Earlier this past week as I saw this Tweet by writer and activist Anne Lamott, where she says, and I quote, “I hope Trump and his kids go to prison. But God loves this gross, violent, insane man. That’s the mystery of grace. I’ve said I’d wash Dick Cheney’s feet and I know he’d wash mine; while I’m not there w/Trump yet, I’d get him a glass of water. God and the pope would. Biden would.” And I know, not everyone is going to share this negative sentiment about Trump or positive sentiment about Cheney, Biden, the pope, or even God, but that isn’t the point. The point is God’s grace is big enough to cover even those whom we don’t like very much or even borderline hate. God’s love is bigger than us.

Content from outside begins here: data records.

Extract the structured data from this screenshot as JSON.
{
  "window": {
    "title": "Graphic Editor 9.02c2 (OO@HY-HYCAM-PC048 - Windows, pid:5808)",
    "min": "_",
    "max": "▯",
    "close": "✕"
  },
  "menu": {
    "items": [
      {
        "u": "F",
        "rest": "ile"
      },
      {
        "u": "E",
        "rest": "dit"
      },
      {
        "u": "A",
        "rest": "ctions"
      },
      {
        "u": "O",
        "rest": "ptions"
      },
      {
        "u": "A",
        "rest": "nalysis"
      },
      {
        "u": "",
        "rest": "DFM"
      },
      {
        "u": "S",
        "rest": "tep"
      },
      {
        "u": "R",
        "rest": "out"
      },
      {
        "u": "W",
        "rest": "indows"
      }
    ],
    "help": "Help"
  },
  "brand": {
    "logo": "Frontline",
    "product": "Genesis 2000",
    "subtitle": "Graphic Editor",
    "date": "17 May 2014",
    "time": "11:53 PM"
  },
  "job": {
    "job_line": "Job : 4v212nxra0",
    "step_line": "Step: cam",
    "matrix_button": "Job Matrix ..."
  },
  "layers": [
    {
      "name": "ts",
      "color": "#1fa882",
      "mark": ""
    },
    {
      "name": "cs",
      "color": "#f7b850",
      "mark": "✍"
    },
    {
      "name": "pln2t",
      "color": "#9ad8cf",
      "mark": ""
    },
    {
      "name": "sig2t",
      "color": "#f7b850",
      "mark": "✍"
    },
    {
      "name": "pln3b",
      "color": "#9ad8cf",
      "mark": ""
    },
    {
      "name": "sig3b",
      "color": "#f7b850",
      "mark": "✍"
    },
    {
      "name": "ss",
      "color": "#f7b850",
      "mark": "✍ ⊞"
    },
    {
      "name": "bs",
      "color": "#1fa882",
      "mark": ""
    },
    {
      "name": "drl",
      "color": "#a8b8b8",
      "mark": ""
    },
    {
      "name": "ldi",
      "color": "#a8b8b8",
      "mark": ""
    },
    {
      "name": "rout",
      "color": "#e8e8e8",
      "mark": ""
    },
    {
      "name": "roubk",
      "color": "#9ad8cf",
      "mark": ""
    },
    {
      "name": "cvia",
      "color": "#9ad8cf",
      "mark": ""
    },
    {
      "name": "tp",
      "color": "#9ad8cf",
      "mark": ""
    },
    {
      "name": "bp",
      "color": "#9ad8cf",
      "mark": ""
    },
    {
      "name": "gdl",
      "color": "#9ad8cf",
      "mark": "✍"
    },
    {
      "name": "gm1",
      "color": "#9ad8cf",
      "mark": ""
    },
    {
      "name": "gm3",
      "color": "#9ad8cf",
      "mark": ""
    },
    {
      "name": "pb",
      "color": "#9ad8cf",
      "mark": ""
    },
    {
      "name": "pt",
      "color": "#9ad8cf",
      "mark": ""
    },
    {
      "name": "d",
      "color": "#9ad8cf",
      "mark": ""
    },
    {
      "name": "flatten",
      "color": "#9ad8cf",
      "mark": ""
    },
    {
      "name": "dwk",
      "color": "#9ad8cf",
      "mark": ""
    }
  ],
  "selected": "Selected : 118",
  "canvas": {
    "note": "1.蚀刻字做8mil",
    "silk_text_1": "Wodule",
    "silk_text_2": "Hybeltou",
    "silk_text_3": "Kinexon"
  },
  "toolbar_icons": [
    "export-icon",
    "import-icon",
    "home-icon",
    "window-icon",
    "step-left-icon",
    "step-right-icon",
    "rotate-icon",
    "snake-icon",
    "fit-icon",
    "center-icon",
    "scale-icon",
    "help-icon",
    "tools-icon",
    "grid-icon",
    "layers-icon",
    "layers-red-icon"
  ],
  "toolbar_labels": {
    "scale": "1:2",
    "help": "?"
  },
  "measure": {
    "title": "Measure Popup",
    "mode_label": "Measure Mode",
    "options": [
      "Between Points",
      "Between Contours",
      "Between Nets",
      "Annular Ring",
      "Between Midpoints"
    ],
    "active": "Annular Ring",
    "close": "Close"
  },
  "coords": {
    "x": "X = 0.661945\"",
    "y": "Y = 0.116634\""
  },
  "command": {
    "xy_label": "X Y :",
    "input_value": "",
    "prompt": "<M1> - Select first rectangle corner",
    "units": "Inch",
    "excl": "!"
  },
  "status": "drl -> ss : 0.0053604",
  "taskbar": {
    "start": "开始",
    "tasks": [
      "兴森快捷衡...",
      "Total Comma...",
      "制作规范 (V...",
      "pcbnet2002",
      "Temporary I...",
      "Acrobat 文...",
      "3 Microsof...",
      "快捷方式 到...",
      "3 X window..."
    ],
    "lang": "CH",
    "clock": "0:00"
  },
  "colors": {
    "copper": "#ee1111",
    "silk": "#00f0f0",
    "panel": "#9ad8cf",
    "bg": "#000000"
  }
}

Lutheran pastor and author Nadia Bolz-Weber retweeted Anne Lamott’s sentiment and added her own take, “this is why grace is not the most popular topic – because it is ****ing offensive. I will never understand why God isn’t more discerning” and then replies to herself, “to be clear: I don’t see anything redeemable about the man. I just need to believe that somehow God does.” Again, this doesn’t have to do specifically with President Trump, but it has to do with God’s grace, which again is bigger than us, bigger than our ability to even forgive, bigger than our inability to love. And not necessarily our ability to forgive and/or love Trump specifically, but anyone that we might not be able to stand. Be it our boss that inexplicably fired us. That ex-significant other that hurt us so much. That hypocritical friend that crossed that line for the last time. We don’t have to see anything redeemable about these people, we just need to believe that God does.
And this, my friends, is what I want to proclaim. This is what I want to shout out from the rooftops. This is what I am called to help you all come and see. It isn’t my political agenda or bias. It isn’t any partisan opinion or viewpoint. It isn’t even to draw to light how little I actually know about politics. But it is about God’s grace. God’s peace. God’s redeeming love for each and every one of us, wonderfully and marvelously made in God’s own image, held and blessed as God’s own, and called to share this good news with all people.
It doesn’t matter if you’re a young child like Samuel. It doesn’t matter if you’re an arrogant know-it-all like Paul. It doesn’t even matter if you’re sarcastic and cynical naysayer like Nathan…ael (who is totally who I meant, not myself). But God’s grace is big enough to cover even these. Even me. Even you. And God’s grace not only covers us, forgives us, and redeems us into God’s kingdom, but it also calls us to share this good news with others. Equips us, empowers us, encourages us with a love that truly surpasses any kind of understanding.
This is me. And I’d like to believe that this is you as well. This is us, God’s beloved children, working together to navigate this wild and crazy world, flawed but forgiven, wretched yet redeemed, lousy and somehow and some way, still dearly loved by God.
In this season after the Epiphany, may we heed the call to not just proclaim God’s good news, but to believe it to be true for ourselves that we might be excited to go out into the world and beckon others to come and see this God that is pure love. Thanks be to God. Amen.